=== Begin Enclosure ===

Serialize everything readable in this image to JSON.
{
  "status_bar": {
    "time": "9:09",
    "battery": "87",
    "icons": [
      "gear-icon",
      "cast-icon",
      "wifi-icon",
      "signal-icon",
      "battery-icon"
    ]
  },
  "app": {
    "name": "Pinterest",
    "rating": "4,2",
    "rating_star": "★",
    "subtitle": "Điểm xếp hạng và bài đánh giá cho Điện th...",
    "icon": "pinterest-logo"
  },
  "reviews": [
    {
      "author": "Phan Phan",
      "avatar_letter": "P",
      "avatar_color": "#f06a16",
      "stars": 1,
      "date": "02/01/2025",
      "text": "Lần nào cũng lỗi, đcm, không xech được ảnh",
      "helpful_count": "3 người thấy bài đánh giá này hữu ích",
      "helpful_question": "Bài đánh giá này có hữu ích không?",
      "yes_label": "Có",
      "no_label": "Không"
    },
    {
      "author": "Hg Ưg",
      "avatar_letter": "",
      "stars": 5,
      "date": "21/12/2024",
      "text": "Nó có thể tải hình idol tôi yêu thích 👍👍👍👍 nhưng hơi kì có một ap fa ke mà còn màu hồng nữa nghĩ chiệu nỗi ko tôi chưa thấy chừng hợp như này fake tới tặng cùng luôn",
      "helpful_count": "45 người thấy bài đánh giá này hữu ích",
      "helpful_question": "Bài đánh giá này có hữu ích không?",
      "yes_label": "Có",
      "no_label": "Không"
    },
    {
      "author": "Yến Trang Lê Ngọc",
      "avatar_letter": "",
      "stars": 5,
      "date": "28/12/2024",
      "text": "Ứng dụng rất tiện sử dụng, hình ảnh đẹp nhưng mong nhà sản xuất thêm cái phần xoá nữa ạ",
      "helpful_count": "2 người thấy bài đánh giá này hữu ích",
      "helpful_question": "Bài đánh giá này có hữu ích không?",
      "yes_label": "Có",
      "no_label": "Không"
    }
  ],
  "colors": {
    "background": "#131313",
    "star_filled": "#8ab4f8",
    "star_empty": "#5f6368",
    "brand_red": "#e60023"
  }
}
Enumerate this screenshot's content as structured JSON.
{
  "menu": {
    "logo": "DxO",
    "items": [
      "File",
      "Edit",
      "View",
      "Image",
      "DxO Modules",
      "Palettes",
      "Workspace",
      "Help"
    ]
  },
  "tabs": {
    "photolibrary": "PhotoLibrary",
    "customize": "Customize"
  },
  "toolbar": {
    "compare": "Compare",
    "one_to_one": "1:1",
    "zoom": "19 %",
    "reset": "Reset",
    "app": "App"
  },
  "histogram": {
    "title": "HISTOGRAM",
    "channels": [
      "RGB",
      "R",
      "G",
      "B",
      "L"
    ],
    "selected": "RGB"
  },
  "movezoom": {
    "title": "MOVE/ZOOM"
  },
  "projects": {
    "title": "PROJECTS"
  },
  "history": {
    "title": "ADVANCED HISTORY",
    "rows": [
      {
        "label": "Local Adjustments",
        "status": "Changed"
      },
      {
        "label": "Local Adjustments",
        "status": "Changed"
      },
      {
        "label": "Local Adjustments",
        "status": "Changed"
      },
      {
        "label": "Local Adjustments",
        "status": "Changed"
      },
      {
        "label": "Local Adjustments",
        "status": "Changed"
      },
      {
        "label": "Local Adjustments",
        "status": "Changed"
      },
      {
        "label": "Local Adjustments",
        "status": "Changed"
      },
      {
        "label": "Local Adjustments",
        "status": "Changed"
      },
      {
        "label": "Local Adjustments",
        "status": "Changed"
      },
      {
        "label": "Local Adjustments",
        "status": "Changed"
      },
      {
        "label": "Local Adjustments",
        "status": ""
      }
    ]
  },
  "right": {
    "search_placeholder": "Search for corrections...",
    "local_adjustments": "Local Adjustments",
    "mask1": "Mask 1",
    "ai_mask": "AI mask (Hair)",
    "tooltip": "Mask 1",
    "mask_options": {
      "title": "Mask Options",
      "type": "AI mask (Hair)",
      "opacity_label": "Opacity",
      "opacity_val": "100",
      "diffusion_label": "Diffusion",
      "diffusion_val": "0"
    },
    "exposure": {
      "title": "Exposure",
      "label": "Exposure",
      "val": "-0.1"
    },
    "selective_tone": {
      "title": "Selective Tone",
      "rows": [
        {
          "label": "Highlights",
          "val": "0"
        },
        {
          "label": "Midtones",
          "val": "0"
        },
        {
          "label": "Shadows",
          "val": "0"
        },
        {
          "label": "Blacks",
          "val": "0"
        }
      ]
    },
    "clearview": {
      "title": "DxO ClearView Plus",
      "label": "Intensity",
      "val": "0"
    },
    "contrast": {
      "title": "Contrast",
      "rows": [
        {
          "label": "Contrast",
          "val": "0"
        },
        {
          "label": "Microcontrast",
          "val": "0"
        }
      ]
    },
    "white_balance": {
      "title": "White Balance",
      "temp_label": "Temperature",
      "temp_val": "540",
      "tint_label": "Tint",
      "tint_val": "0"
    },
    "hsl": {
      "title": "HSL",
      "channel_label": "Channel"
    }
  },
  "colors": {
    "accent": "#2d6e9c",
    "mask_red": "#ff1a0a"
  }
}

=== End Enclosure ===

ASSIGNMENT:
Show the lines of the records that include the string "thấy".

RESPONSE TO THE EXERCISE:
      "helpful_count": "3 người thấy bài đánh giá này hữu ích",
      "text": "Nó có thể tải hình idol tôi yêu thích 👍👍👍👍 nhưng hơi kì có một ap fa ke mà còn màu hồng nữa nghĩ chiệu nỗi ko tôi chưa thấy chừng hợp như này fake tới tặng cùng luôn",
      "helpful_count": "45 người thấy bài đánh giá này hữu ích",
      "helpful_count": "2 người thấy bài đánh giá này hữu ích",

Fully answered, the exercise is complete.